- You may be asked to stop taking drugs that make it harder for your blood to clot. These include aspirin, ibuprofen (Advil, Motrin), clopidogrel (Plavix), naprosyn (Aleve, Naproxen), and other drugs like these.
- Ask which drugs you should still take on the day of your surgery.
- Always tell your provider if you have a cold, flu, fever, herpes breakout, or other illness before your surgery.
DO NOT drink anything after midnight the day before your surgery, including water.
On the day of your surgery:
- Take the drugs you were told to take with a small sip of water.
- You will be told when to arrive at the hospital.
After the Procedure
Most people stay in the hospital for 5 to 10 days.
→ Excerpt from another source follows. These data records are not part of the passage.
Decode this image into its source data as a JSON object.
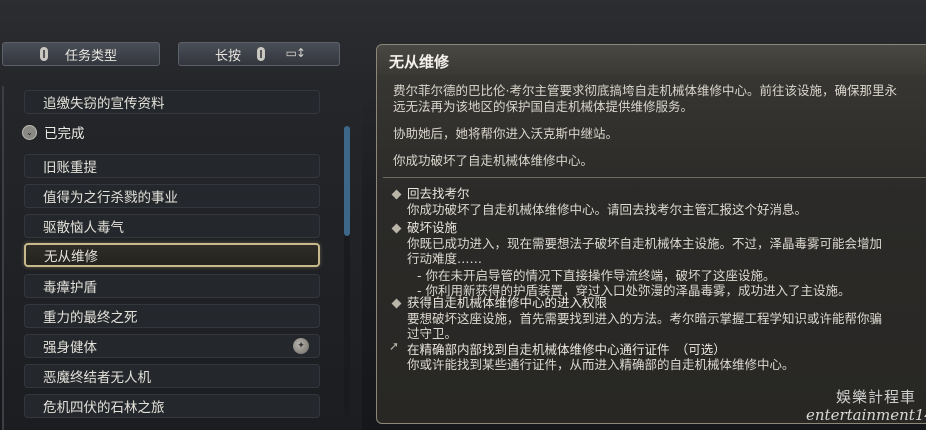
{
  "top_controls": {
    "quest_type_label": "任务类型",
    "sort_label": "长按",
    "sort_icon": "sort-arrows-icon"
  },
  "quest_list": {
    "items": [
      {
        "label": "追缴失窃的宣传资料"
      },
      {
        "label": "旧账重提"
      },
      {
        "label": "值得为之行杀戮的事业"
      },
      {
        "label": "驱散恼人毒气"
      },
      {
        "label": "无从维修",
        "selected": true
      },
      {
        "label": "毒瘴护盾"
      },
      {
        "label": "重力的最终之死"
      },
      {
        "label": "强身健体",
        "icon": "reward-icon"
      },
      {
        "label": "恶魔终结者无人机"
      },
      {
        "label": "危机四伏的石林之旅"
      }
    ],
    "group_label": "已完成"
  },
  "detail": {
    "title": "无从维修",
    "desc_line1": "费尔菲尔德的巴比伦·考尔主管要求彻底搞垮自走机械体维修中心。前往该设施，确保那里永",
    "desc_line2": "远无法再为该地区的保护国自走机械体提供维修服务。",
    "desc_line3": "协助她后，她将帮你进入沃克斯中继站。",
    "desc_line4": "你成功破坏了自走机械体维修中心。",
    "objectives": [
      {
        "title": "回去找考尔",
        "lines": [
          "你成功破坏了自走机械体维修中心。请回去找考尔主管汇报这个好消息。"
        ]
      },
      {
        "title": "破坏设施",
        "lines": [
          "你既已成功进入，现在需要想法子破坏自走机械体主设施。不过，泽晶毒雾可能会增加",
          "行动难度……"
        ],
        "subs": [
          "- 你在未开启导管的情况下直接操作导流终端，破坏了这座设施。",
          "- 你利用新获得的护盾装置，穿过入口处弥漫的泽晶毒雾，成功进入了主设施。"
        ]
      },
      {
        "title": "获得自走机械体维修中心的进入权限",
        "lines": [
          "要想破坏这座设施，首先需要找到进入的方法。考尔暗示掌握工程学知识或许能帮你骗",
          "过守卫。"
        ]
      },
      {
        "title": "在精确部内部找到自走机械体维修中心通行证件　（可选）",
        "lines": [
          "你或许能找到某些通行证件，从而进入精确部的自走机械体维修中心。"
        ]
      }
    ]
  },
  "watermark": {
    "line1": "娛樂計程車",
    "line2": "entertainment14"
  }
}
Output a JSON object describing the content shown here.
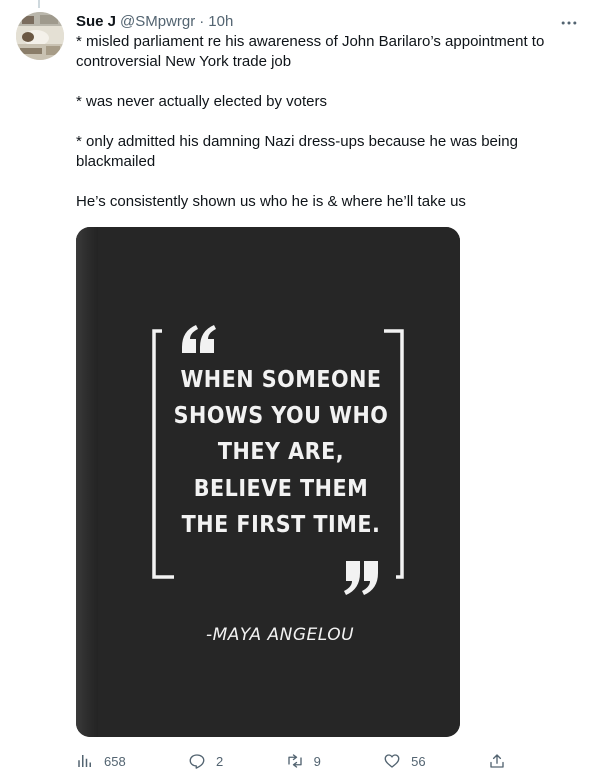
{
  "author": {
    "name": "Sue J",
    "handle": "@SMpwrgr",
    "separator": "·",
    "time": "10h"
  },
  "tweet": {
    "paragraphs": [
      "* misled parliament re his awareness of John Barilaro’s appointment to controversial New York trade job",
      "* was never actually elected by voters",
      "* only admitted his damning Nazi dress-ups because he was being blackmailed",
      "He’s consistently shown us who he is & where he’ll take us"
    ]
  },
  "image": {
    "quote_lines": [
      "WHEN SOMEONE",
      "SHOWS YOU WHO",
      "THEY ARE,",
      "BELIEVE THEM",
      "THE FIRST TIME."
    ],
    "attribution": "-MAYA ANGELOU",
    "background_color": "#262626",
    "text_color": "#f2f2f2"
  },
  "actions": {
    "views": {
      "icon": "views-chart-icon",
      "count": "658"
    },
    "replies": {
      "icon": "reply-bubble-icon",
      "count": "2"
    },
    "retweets": {
      "icon": "retweet-icon",
      "count": "9"
    },
    "likes": {
      "icon": "heart-icon",
      "count": "56"
    },
    "share": {
      "icon": "share-upload-icon"
    }
  },
  "menu": {
    "icon": "more-options-icon"
  }
}
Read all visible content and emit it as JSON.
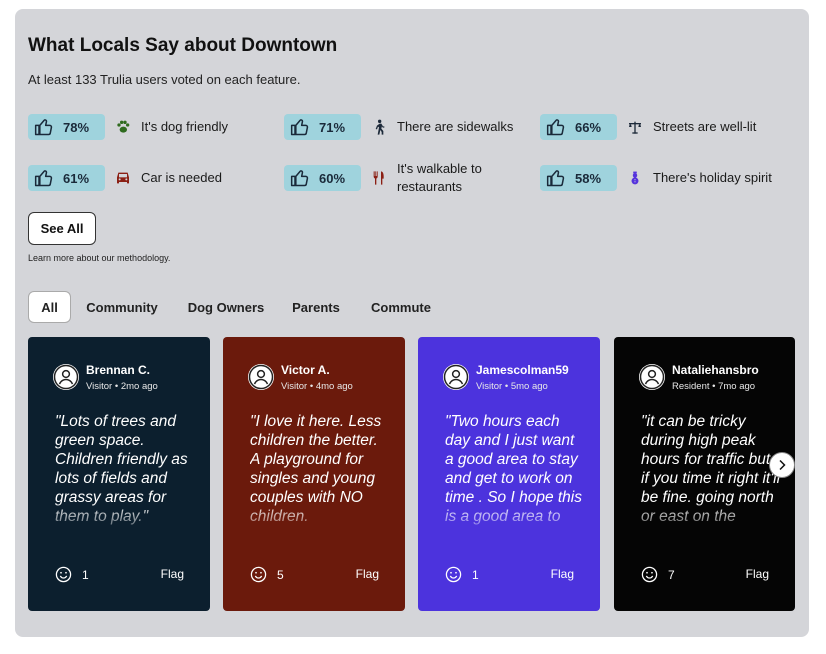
{
  "header": {
    "title": "What Locals Say about Downtown",
    "subtitle": "At least 133 Trulia users voted on each feature."
  },
  "features": [
    {
      "percent": "78%",
      "label": "It's dog friendly",
      "icon": "paw-icon",
      "color": "#2f6b1f"
    },
    {
      "percent": "71%",
      "label": "There are sidewalks",
      "icon": "walking-person-icon",
      "color": "#1d2a3a"
    },
    {
      "percent": "66%",
      "label": "Streets are well-lit",
      "icon": "street-lamp-icon",
      "color": "#1d2a3a"
    },
    {
      "percent": "61%",
      "label": "Car is needed",
      "icon": "car-icon",
      "color": "#8b1f14"
    },
    {
      "percent": "60%",
      "label": "It's walkable to restaurants",
      "icon": "fork-knife-icon",
      "color": "#8b1f14"
    },
    {
      "percent": "58%",
      "label": "There's holiday spirit",
      "icon": "snowman-icon",
      "color": "#5533dd"
    }
  ],
  "see_all": "See All",
  "methodology": "Learn more about our methodology.",
  "tabs": [
    "All",
    "Community",
    "Dog Owners",
    "Parents",
    "Commute"
  ],
  "active_tab": "All",
  "cards": [
    {
      "name": "Brennan C.",
      "meta": "Visitor • 2mo ago",
      "quote": "\"Lots of trees and green space. Children friendly as lots of fields and grassy areas for them to play.\"",
      "reactions": "1",
      "flag": "Flag",
      "bg": "#0c1f2e"
    },
    {
      "name": "Victor A.",
      "meta": "Visitor • 4mo ago",
      "quote": "\"I love it here. Less children the better. A playground for singles and young couples with NO children.",
      "reactions": "5",
      "flag": "Flag",
      "bg": "#6b1a0c"
    },
    {
      "name": "Jamescolman59",
      "meta": "Visitor • 5mo ago",
      "quote": "\"Two hours each day and I just want a good area to stay and get to work on time . So I hope this is a good area to",
      "reactions": "1",
      "flag": "Flag",
      "bg": "#4c33dd"
    },
    {
      "name": "Nataliehansbro",
      "meta": "Resident • 7mo ago",
      "quote": "\"it can be tricky during high peak hours for traffic but if you time it right it'll be fine. going north or east on the",
      "reactions": "7",
      "flag": "Flag",
      "bg": "#050505"
    }
  ],
  "colors": {
    "panel": "#d4d5d9",
    "badge": "#9fd3dd"
  }
}
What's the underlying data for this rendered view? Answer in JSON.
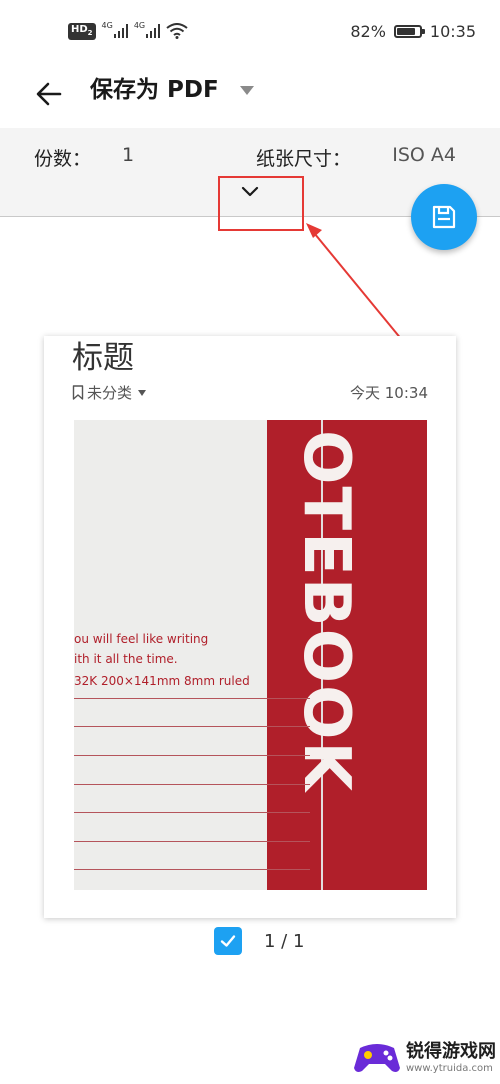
{
  "status_bar": {
    "hd": "HD",
    "hd_sub": "2",
    "net1": "4G",
    "net2": "4G",
    "battery_percent": "82%",
    "battery_level": 0.82,
    "time": "10:35"
  },
  "header": {
    "title": "保存为 PDF"
  },
  "options": {
    "copies_label": "份数：",
    "copies_value": "1",
    "paper_label": "纸张尺寸：",
    "paper_value": "ISO A4"
  },
  "preview": {
    "note_title": "标题",
    "category": "未分类",
    "time": "今天 10:34",
    "photo_text": {
      "line1": "ou will feel like writing",
      "line2": "ith it all the time.",
      "line3": "32K  200×141mm  8mm ruled",
      "brand": "OTEBOOK"
    }
  },
  "pager": {
    "count": "1 / 1",
    "checked": true
  },
  "watermark": {
    "name": "锐得游戏网",
    "url": "www.ytruida.com"
  },
  "colors": {
    "accent": "#1da1f2",
    "annotation": "#e53935",
    "notebook_red": "#b01f2a"
  },
  "icons": {
    "back": "arrow-left-icon",
    "dropdown": "caret-down-icon",
    "expand": "chevron-down-icon",
    "save": "floppy-disk-icon",
    "category": "bookmark-icon",
    "check": "check-icon"
  }
}
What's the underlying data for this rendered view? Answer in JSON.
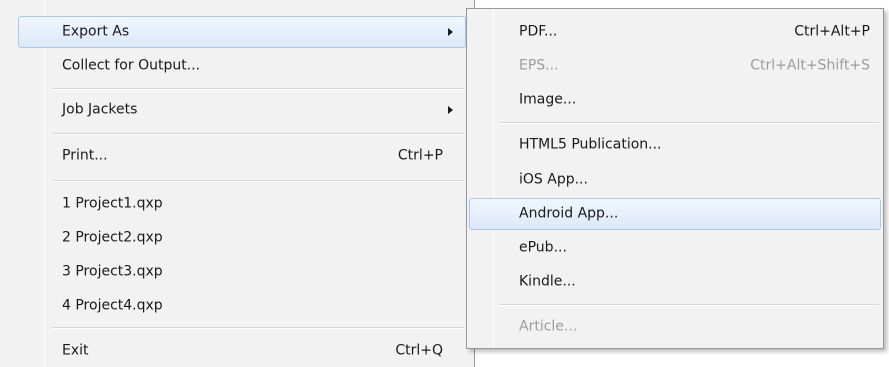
{
  "file_menu": {
    "items": [
      {
        "label": "Export As",
        "has_submenu": true,
        "highlighted": true
      },
      {
        "label": "Collect for Output..."
      },
      {
        "label": "Job Jackets",
        "has_submenu": true
      },
      {
        "label": "Print...",
        "shortcut": "Ctrl+P"
      },
      {
        "label": "1 Project1.qxp"
      },
      {
        "label": "2 Project2.qxp"
      },
      {
        "label": "3 Project3.qxp"
      },
      {
        "label": "4 Project4.qxp"
      },
      {
        "label": "Exit",
        "shortcut": "Ctrl+Q"
      }
    ]
  },
  "export_submenu": {
    "items": [
      {
        "label": "PDF...",
        "shortcut": "Ctrl+Alt+P"
      },
      {
        "label": "EPS...",
        "shortcut": "Ctrl+Alt+Shift+S",
        "disabled": true
      },
      {
        "label": "Image..."
      },
      {
        "label": "HTML5 Publication..."
      },
      {
        "label": "iOS App..."
      },
      {
        "label": "Android App...",
        "highlighted": true
      },
      {
        "label": "ePub..."
      },
      {
        "label": "Kindle..."
      },
      {
        "label": "Article...",
        "disabled": true
      }
    ]
  },
  "colors": {
    "menu_bg": "#f2f2f2",
    "highlight_border": "#a8c8ee",
    "highlight_fill": "#dde9f8",
    "disabled_text": "#9c9c9c"
  }
}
During a hospital stay, you will:
- Be in the intensive care unit (ICU), where you will be monitored very closely right after surgery. You may need a breathing machine during the first day.
- Have a urinary catheter.
- Have a tube that goes through your nose into your stomach to help drain fluids for 1 or 2 days. You will then slowly begin drinking, then eating.
- Receive medicine to keep your blood thin.
- Be encouraged to sit on the side of the bed and then walk.
- Wear special stockings to prevent blood clots in your legs.
- Be asked to use a breathing machine to help clear your lungs.
- Receive pain medicine into your veins or into the space that surrounds your spinal cord (epidural).
Full recovery for open surgery to repair an aortic aneurysm may take 2 or 3 months. Most people make a full recovery from this surgery.
Most people who have an aneurysm repaired before it breaks open (ruptures) have a good outlook.
AAA - open; Repair - aortic aneurysm - open
Ramdon AR, Roddy SP, Darling C. Management of ruptured abdominal aortic aneurysms. In: Cameron AM, Cameron JL, eds. Current Surgical Therapy. 13th ed. Philadelphia, PA: Elsevier; 2020: 911-915.
Woo EY, Damrauer SM. Abdominal aortic aneurysms: open surgical treatment. In: Sidawy AN, Perler BA, eds. Rutherford's Vascular Surgery and Endovascular Therapy. 9th ed. Philadelphia, PA: Elsevier; 2019:chap 71.
Review Date 10/30/2020
Updated by: Deepak Sudheendra, MD, RPVI, FSIR, Director of DVT & Complex Venous Disease Program, Assistant Professor of Interventional Radiology & Surgery at the University of Pennsylvania Perelman School of Medicine, with an expertise in Vascular Interventional Radiology & Surgical Critical Care, Philadelphia, PA. Review provided by VeriMed Healthcare Network. Also reviewed by David Zieve, MD, MHA, Medical Director, Brenda Conaway, Editorial Director, and the A.D.A.M. Editorial team.